It would be easy to get lost in the shuffle of the many businesses competing for the almighty investor dollar. Luckily, an entertaining or engaging story can help delineate your strategy, your idea, or your product or service from the masses. Epstein notes, “You generally start with a situation, conflict, and then a resolution. The story should clearly and dramatically illustrate the point, with the audience feeling empathy, excitement, or some other emotion along the way.”
However, in a high-tech world of corporate presentations dominated by PowerPoint and streaming video, a return to what some might call a primitive form of communication almost seems out-of-place. Epstein disagrees, noting that the reliance on storytelling is a backlash to the more “impersonal” and technology-driven presentations. She adds, “A story focuses the audience on the presenter and his or her ability to engage the audience through the power of language, drama, and presence. The presenter’s voice, facial expressions, and connection with the audience ensure that they are paying attention. Once they are riveted on the presenter, he or she has a greater opportunity to persuade.”

Seeing opportunity in difficulty

The adage goes, “What doesn’t kill us, makes us stronger.” The phrase certainly applies to business. If a company is lucky enough to survive a serious business hurdle, the key players can look to move on and improve the business by relating the gory details of the customer service faux pas or the gigantic shipping error. In a session with the sales force, if the team manager merely waxes philosophic about the loss of a big account, laying out employees along the way, the speech is sure to fall on deaf ears. However, if a manager can craft an interesting story with a specific beginning, middle, and end, moving from situation to conflict to resolution, then he or she is more likely to keep the intended audience’s attention.

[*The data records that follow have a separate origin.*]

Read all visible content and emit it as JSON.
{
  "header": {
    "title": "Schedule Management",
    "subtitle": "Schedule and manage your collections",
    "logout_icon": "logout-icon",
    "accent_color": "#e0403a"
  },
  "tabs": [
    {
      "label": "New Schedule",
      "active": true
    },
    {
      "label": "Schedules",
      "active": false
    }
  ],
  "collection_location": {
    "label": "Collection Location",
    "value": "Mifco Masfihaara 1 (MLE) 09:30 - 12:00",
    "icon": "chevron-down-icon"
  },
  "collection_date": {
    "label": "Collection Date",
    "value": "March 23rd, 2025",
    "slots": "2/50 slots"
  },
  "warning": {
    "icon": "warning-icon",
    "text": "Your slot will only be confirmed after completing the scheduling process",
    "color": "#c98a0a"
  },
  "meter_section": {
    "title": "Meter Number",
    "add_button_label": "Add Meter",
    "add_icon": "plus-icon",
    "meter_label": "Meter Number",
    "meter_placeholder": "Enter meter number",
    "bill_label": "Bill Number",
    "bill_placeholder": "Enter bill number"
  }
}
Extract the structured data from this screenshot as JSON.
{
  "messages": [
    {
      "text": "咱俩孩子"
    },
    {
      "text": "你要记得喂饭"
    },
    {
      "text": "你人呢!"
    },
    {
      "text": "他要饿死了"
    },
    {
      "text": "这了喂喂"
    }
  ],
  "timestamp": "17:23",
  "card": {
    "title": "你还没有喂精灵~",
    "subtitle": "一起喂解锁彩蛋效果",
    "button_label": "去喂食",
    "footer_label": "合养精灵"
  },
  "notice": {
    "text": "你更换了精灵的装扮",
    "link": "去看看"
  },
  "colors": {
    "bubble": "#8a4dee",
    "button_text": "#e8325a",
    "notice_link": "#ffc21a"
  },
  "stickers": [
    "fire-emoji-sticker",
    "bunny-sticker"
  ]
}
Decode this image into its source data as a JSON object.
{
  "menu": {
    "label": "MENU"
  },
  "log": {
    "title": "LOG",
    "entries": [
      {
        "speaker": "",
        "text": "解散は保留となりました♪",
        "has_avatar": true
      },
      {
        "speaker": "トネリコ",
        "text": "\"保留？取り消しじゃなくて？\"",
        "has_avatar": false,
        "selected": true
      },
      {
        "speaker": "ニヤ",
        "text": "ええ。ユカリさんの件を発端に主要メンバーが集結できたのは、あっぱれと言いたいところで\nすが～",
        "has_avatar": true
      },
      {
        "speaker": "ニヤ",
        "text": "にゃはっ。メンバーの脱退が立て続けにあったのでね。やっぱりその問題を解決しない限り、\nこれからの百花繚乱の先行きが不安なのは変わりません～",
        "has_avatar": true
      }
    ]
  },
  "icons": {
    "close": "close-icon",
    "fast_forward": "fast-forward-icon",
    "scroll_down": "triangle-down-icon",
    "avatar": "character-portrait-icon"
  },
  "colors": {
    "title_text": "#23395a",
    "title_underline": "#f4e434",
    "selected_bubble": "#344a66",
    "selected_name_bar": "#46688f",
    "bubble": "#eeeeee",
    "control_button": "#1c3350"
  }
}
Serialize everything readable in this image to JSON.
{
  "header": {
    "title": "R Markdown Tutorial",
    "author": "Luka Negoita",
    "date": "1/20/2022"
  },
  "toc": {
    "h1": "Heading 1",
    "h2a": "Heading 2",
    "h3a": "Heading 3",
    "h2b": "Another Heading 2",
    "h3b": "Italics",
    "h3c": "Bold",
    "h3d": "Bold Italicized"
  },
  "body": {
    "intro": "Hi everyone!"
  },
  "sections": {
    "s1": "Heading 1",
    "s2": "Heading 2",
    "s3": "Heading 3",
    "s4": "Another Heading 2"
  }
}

Lynne G. White ’99MBA, a global program manager of the capability development program for junior strategy consultants at Accenture, a management consulting practice, admits that a good story often can soften the blow of bad news. She notes, “Consulting is about developing trusted advisor relationships with clients. While the research and analysis have to be impeccable, how it is conveyed makes all the difference, especially when the findings are controversial.” White recalls a past client project for which her department conducted an organizational assessment. “It was a sensitive situation because we didn’t want to alienate the front-line people, and yet the organization needed to make some major changes. We started our presentation with a history lesson on how the organization had evolved over time. This explained why the current inefficient processes existed and opened a dialogue to discuss other ways they could be organized.”

For those that worry storytelling is merely another way for marketers and company leaders to pull the wool over the eyes of employees and consumers, they are mistaken. Most can easily see through a story that is merely flash over substance. Storytelling is meant to be a constructive communication technique and a way to convey information in a memorable and engaging manner. Says White, “Anyone can do an elegant qualitative analysis, but if you can’t position that analysis in a way that can hook the audience, make them understand the context, why they should care, and compel them to action, it doesn’t matter how great the analysis is.”

Photo: Georgia-Pacific’s H. James Dallas weaves storytelling into every message.